Richard Levin

Richard Levin

Coaching Practice Leader

The business of healthcare is ripe for disruption. Especially conducive to change is the stubborn practice of building or adhering to silos that don’t adequately encourage collaboration. In healthcare, silos foster the continuation of tenacious traditions that fail to acknowledge the patient as a wholistic being, like separating dentistry from the rest of medicine or viewing departments or specialties as if they are disconnected from the larger organizations of which they are part.

Disrupting healthcare requires that we regard the business and delivery of health services as an ecosystem with unique complexities. An ecosystem presumes that its diverse parts interact and interconnect. In an ideal ecosystem, silos still exist yet they intentionally and pliably intersect.
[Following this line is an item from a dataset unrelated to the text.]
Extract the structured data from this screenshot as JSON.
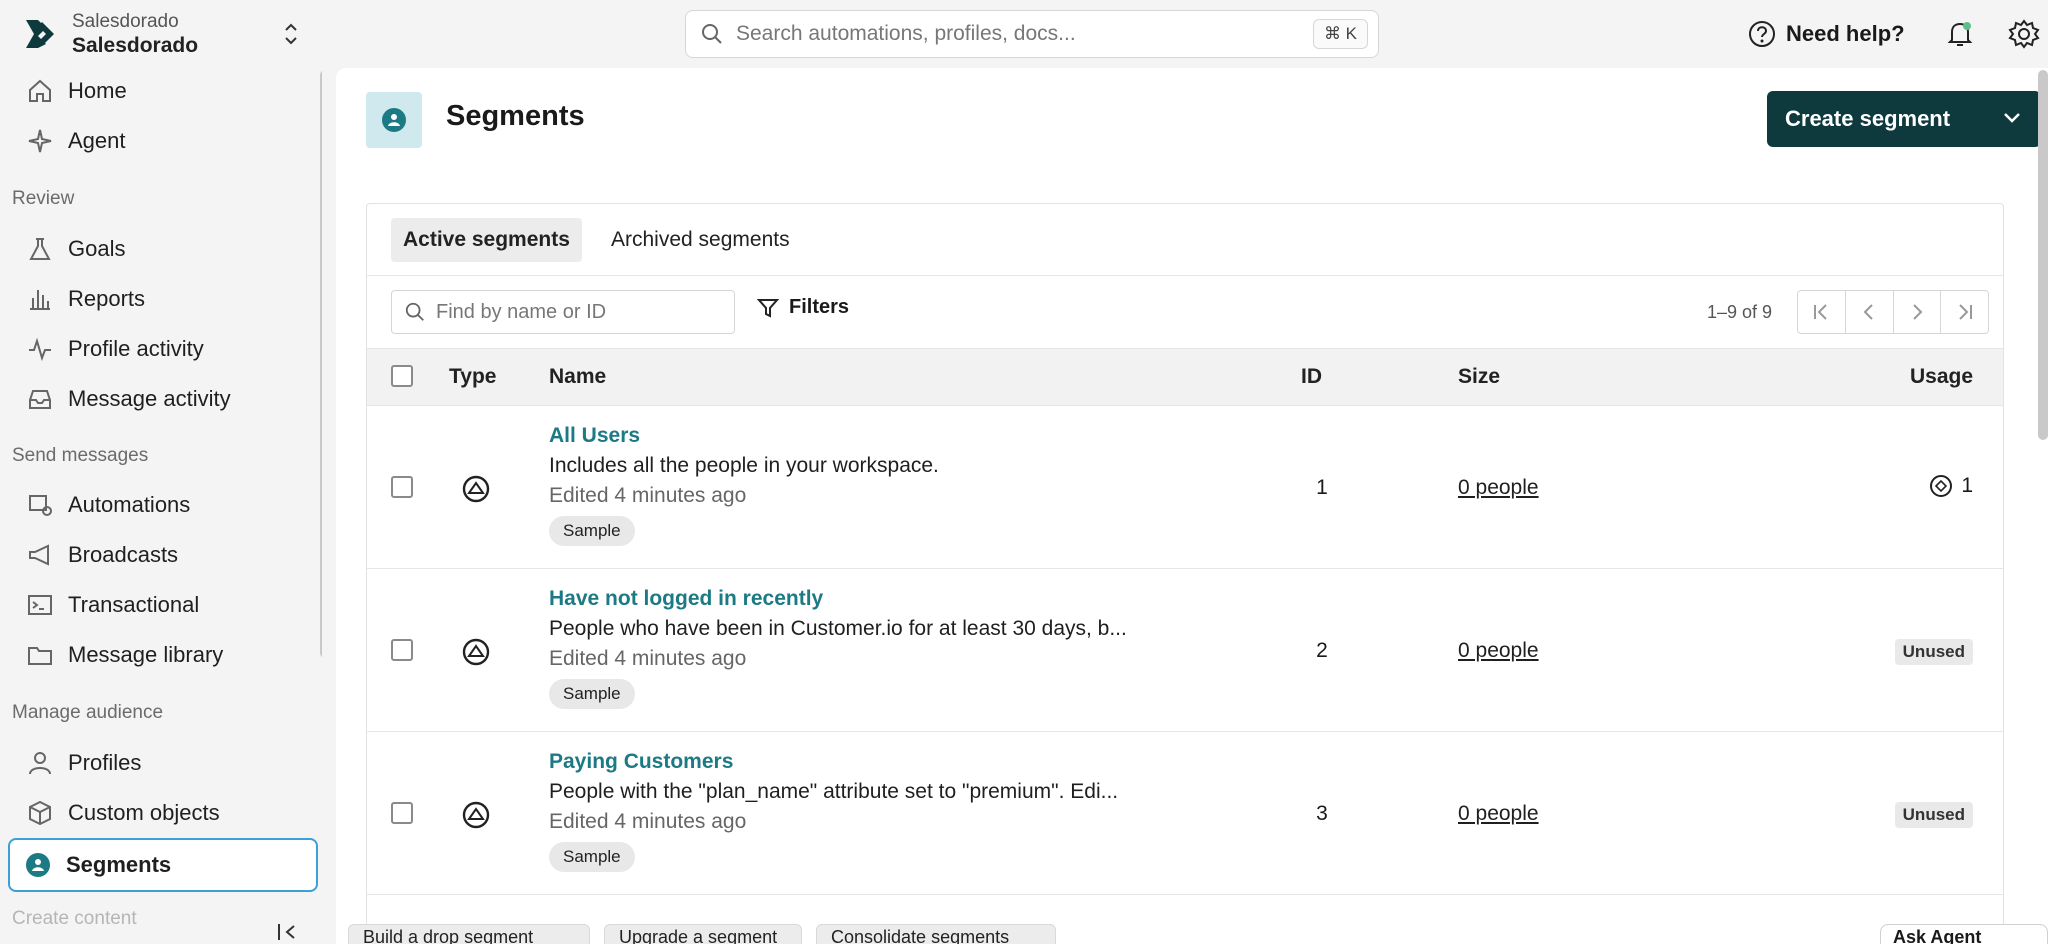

One of the peculiarities of healthcare is that its consumers – patients – typically have to acclimate to the system, rather than most contemporary perspectives of customer care that presume the system should adapt to the consumer – one of the primary tenets of patient-centered healthcare. Admittedly, most commercial companies have a long way to go toward becoming fully customer-centric. But it is not hard for consumers to identify companies that are the most customer-friendly, like Nordstrom, Ritz Carlton, Amazon, Trader Joe’s, and Apple. In other words, it is possible to stand out and thrive as a consumer-centric organization.

“Stress on the system” is one of the primary reasons healthcare leaders are seeking to disrupt healthcare. Stress is increasingly pervasive, threatening safety and quality as a ripple effect throughout the healthcare ecosystem. Leaders under stress often “unload” on their followers, showing characteristics of anger or “bad behavior”. The stress then rolls downstream, with followers then confronting others in the system: for example, doctors provoking nurses, nurses challenging administrators, administrators yelling at patients or vendors, and so on, until someone goes off the rails and the system begins to wobble. The ecosystem is frequently more stress-centric than patient-centered, often because the parts are greater than the whole and because the various components don’t work together to create a seamless system. Human resources departments often seek coaches for remedial rather than developmental interventions, and administrators frequently hire management consultants to repair the system.

Executive coaching ties all of these components together, using cross-trained management consultants and executive coaches who work together to address the human, organizational, and business dimensions of an organization. Coaching also encourages the implementation of concepts like the Harvard School of Dental Medicine’s “Practice of the Future”, in which physicians, dentists, dental hygienists, pharmacists, nutritionists, and other practitioners work seamlessly under one roof on behalf of the patient.

With the assistance of concepts like Executive Coaching, interlocking pieces of the healthcare ecosystem connect a patient-centered focus with system dynamics to create a lower-stress, more cost-effective, and more efficient healthcare business.



This article orginally appeared on the Richard Levin & Associates website